Stuyvesant begins by visiting Pip’s apartment. There he meets her intriguing roommate, which leads to even more complications not only because his previous relationship with Pip makes his growing attraction to her roommate awkward, but also because of the unexpected return of the woman he’s been trying to forget for the past three years. The complex web of relationships—everybody knows everybody, it seems—makes for a compelling investigation, as does the setting. Paris is a living, breathing entity. The pacing is deceptive; although the plot seems slow to develop with perhaps too much attention given to the visual arts, in fact the suspense steadily builds and the immersion into the artistic mind-set of the time is vital to solving the mystery of Pip’s disappearance.

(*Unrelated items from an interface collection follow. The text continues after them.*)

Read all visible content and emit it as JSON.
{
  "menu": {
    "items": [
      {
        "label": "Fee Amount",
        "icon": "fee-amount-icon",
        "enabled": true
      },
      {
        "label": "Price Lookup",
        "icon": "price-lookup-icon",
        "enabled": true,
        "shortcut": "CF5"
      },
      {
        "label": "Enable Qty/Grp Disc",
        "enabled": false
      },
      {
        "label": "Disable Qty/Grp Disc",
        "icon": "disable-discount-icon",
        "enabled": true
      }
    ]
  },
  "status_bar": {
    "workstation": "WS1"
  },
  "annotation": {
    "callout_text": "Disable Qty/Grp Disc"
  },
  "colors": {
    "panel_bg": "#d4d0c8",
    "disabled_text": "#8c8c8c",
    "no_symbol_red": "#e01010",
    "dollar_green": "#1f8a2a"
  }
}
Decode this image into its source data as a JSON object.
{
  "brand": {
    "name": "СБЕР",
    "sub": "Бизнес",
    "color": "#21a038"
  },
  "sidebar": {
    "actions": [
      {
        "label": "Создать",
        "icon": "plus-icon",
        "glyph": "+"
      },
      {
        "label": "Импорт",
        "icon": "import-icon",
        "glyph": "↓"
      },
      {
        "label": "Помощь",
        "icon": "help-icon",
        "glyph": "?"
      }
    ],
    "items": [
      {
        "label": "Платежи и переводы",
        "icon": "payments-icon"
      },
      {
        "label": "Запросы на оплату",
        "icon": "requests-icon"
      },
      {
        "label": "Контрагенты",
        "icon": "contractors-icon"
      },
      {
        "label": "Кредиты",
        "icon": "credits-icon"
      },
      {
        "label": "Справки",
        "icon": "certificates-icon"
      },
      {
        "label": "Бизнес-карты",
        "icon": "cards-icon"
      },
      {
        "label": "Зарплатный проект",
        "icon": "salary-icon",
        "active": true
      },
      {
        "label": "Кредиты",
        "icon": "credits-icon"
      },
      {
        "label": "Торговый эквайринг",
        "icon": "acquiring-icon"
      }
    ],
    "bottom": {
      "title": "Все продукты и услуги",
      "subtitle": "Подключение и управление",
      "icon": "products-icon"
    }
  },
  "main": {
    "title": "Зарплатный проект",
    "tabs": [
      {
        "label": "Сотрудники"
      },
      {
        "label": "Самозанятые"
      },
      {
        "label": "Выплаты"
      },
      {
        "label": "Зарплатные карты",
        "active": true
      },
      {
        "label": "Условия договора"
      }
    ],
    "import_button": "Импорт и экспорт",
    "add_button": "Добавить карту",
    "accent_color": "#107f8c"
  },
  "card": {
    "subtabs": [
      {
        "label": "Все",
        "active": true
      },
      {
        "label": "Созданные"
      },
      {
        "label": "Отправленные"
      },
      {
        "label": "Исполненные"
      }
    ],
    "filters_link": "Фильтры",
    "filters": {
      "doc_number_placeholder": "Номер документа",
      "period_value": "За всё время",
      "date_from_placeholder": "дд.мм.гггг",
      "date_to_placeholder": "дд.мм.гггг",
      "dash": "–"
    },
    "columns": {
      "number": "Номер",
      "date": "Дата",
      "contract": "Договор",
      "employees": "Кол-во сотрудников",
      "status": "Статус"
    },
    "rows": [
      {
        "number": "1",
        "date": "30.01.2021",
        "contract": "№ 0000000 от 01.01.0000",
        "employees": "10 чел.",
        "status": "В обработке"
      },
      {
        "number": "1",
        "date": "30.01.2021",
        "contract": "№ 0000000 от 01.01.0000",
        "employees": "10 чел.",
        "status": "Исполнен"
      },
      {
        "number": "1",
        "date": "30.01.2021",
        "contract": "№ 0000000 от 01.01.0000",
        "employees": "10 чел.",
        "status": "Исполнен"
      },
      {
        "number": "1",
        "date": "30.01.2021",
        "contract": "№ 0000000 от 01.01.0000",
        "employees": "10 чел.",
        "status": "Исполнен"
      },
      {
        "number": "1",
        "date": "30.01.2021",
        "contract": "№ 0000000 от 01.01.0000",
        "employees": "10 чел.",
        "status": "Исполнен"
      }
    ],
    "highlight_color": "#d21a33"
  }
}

Stuyvesant’s journey into the Paris art world is fascinating, and the integration of real artists and their work is seamless. There’s enough background and description of surrealist art to bring the art scene to life but not enough that my eyes glazed over. The horrors of the Great War opened up to a time of decadence and selfishness; within certain circles, Art was elevated above all else and the human body was just another medium. There’s a growing sense of desperation as the story unfolds, and knowing what’s around the corner—the Wall Street Crash is just a month away—makes the reader all too aware that this is a society headed straight for a cliff.

This is the second book in a series. I read the previous book, Touchstone, several years ago. While the events of Touchstone are referred to, I think The Bones of Paris stands up on its own. Anyone planning to read both books should read Touchstone first, however, not only to preserve the order of the series but also because it’s a weaker book, and readers who are impressed with The Bones of Paris might feel let down a bit by Touchstone.

 

This ARC was provided by the publisher via NetGalley in exchange for an honest review.

My rating: 5 stars